Everything that needs to be said has already been said.
But since no one was listening, everything must be said again.

Andre Gide

Monday, March 26, 2012

Bloggers in St. Louis

Another eventful week at work (last week). Two coauthors in town (Fabrizio Mattesini and Randy Wright) and three seminars (Nicolas Trachter, Mario Crucini, and Fatih Guvenen). Well, four seminars, I guess. Narayana Kocherlokota was in town to deliver the Hyman P. Minsky lecture at Washington University. Oh, and Mark Thoma also gave an interesting seminar on how bloggers have helped (or possibly harmed) the nature of economic discussions/debates (see here). Fascinating stuff all around.

Mark was visiting the St. Louis Fed all last week (at my invitation). Of course, I knew that keeping him away from Steve Williamson was going to be a problem. And I was right. Here they are at the Kocherlakota event, with me trying to break up their fight:

My two favorite bloggers coming to blows

Things calmed down after I agreed to buy them both a beer; see here:

Best Buds

Ah, good times. But now...back to work! 

Friday, March 16, 2012

Turning wine into liquidity

The bible credits Jesus with having once turned water into wine. Nowadays, we get to witness the "miracle" of seeing wine turned  into liquidity: Wine Cache Rescues Those Short of Cash.

Some pretty interesting tidbits of information here. For example,
"You'd be amazed by how many wealth individuals have terrible credit ratings. And besides, if you go to a bank, it can take weeks or months to get a loan. When we make a loan, it's usually the same day,'' said Joran Tabach-Bank, head of Beverly Loan Co. 
It seems hard to believe that the wealthy individuals he refers to apparently do not have good relationships with their local bank (he includes bankers in this set!). But there you have it.
"Most people have a vision of pawn shops as sad sites.
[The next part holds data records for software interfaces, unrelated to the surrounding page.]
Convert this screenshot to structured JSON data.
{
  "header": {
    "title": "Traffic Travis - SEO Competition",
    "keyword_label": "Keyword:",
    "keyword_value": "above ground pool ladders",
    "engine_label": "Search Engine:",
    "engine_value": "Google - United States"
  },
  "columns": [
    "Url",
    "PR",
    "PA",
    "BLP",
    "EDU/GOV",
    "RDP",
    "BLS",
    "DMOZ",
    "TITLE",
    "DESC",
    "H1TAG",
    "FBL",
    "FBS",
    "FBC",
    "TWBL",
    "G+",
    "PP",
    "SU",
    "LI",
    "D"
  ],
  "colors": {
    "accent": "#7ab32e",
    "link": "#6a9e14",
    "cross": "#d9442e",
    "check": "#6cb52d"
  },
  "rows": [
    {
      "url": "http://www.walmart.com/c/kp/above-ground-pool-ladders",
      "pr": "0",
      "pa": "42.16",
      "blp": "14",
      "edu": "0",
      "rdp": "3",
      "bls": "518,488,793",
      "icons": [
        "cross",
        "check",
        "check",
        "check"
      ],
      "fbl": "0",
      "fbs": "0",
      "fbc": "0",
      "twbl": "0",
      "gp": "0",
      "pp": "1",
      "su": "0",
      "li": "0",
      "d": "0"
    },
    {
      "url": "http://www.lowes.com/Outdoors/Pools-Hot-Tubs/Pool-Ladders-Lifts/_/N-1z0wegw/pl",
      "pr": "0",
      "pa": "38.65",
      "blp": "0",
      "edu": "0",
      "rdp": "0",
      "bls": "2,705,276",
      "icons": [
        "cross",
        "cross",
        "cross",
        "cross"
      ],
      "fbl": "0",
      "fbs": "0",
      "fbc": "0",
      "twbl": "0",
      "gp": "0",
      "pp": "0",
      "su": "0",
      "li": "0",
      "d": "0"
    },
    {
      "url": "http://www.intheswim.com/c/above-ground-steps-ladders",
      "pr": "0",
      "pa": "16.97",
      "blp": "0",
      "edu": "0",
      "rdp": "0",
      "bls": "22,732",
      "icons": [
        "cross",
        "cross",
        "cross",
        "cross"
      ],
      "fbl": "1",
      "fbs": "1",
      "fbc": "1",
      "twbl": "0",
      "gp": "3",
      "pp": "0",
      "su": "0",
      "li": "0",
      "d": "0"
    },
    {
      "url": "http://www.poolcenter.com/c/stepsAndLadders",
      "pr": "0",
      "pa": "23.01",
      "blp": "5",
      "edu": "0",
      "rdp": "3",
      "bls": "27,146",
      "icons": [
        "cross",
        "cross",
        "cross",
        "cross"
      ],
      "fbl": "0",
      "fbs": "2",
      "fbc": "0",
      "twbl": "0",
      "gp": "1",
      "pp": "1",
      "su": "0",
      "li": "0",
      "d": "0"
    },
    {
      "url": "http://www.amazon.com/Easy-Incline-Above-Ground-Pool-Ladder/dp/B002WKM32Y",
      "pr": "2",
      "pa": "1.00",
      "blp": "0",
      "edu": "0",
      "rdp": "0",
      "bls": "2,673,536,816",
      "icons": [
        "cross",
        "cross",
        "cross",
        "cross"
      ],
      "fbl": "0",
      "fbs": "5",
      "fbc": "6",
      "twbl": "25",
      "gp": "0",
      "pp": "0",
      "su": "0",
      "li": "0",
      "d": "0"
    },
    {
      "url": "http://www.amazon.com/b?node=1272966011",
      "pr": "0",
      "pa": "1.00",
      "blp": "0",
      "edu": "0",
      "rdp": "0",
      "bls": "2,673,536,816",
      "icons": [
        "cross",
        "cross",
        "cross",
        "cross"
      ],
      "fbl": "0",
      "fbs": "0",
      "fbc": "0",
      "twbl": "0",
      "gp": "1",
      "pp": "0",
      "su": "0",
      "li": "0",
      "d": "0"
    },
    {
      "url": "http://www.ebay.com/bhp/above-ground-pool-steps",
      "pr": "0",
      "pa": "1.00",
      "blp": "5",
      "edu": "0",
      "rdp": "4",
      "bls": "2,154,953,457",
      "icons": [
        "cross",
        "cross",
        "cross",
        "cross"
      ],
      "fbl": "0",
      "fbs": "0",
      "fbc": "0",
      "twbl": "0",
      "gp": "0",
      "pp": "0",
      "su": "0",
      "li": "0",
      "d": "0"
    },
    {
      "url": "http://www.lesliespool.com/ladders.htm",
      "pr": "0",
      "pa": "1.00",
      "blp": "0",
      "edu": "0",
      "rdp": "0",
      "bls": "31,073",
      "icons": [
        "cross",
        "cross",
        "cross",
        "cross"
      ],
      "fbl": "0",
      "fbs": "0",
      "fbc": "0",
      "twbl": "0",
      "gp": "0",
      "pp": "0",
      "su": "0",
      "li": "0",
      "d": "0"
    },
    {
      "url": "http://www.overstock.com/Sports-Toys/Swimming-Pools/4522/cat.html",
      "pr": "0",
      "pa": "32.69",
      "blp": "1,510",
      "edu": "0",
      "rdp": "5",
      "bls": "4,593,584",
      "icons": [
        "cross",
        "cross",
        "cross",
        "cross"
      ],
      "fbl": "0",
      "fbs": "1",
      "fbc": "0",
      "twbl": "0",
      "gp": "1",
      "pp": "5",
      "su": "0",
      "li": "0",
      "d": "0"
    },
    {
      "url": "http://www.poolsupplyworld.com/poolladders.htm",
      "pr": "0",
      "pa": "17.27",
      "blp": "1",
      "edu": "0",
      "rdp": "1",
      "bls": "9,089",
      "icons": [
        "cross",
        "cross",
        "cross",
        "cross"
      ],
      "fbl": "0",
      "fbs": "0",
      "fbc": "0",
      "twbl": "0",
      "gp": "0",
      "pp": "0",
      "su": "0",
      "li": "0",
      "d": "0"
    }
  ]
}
But that's not the case here," Taback-Bank said. "I have a lot of people who come in who have a business opportunity and they need an infusion of cash for business purposes," he said. 
Like the banker who can't get the cash loan he needs from his own bank?!

Of course, the business of transforming "illiquid" assets into "liquid" securities is as old as...well, it's as old as banking; see here. And now that pawnshops are muscling into the shadow banking sector, I wonder how long it will be before they too will be subject to regulatory oversight? After all, standard monetary theory predicts that assets that suddenly emerge as good collateral objects will be valued above their "fundamental" value; i.e., they will trade a a liquidity premium (which resembles a price bubble).

And, lo and behold! Do I detect a wine price bubble emerging out there?! (source)

I wonder if the Fed might consider expanding the set of securities acceptable at the discount window to include...um, no...probably won't happen.

Anyway, just having a little fun here before cutting out for the weekend.

Tuesday, March 13, 2012

Fiscal Policy Ineffectiveness in the Interwar Period

Gregor Smith forwards me this paper (coauthored with Nicolas-Guillaume Martineau) that estimates the impact of government spending growth on real GDP growth, using data from a cross-section of countries during the interwar period 1920-1939. Here is their abstract:
Differences across countries or decades in the countercyclical stance of fiscal policy can help identify whether the growth in government spending affects output growth and so speeds recovery from a recession. We use the heterogeneity in the government-spending reaction functions across twenty countries in the interwar period to identify this effect. The main finding is that the growth of government spending did not have a significant effect on output growth, so that there is little evidence that this central aspect of fiscal policy played a stabilizing role from 1920 to 1939.
As usual, a lot depends on the plausibility of the identifying assumptions employed.
The limitations of the data, in frequency and coverage, may prevent us from reaching a precise answer about the efficacy of fiscal policy, but it is still of interest to know whether that is the conclusion. Of course, the answer and its precision depend on an identification scheme. This paper adopts a new one: the main identifying assumption is that countercyclical fiscal policy could have worked in any country but was not tried to the same extent in every country. Identification relies on differences across countries (or over time) in fiscal reaction functions that capture the response of government spending to national income. We use these differences to estimate the effect of this government spending on the growth of income in turn.
The authors conclude (in a rather provocative and un-Canadian manner, I might add), that the evidence over this period fits better the infamous "Treasury view."

If you have some thoughts to share on their identification scheme and/or interpretation of their results, please feel free to comment. I'm sure the authors would appreciate your feedback.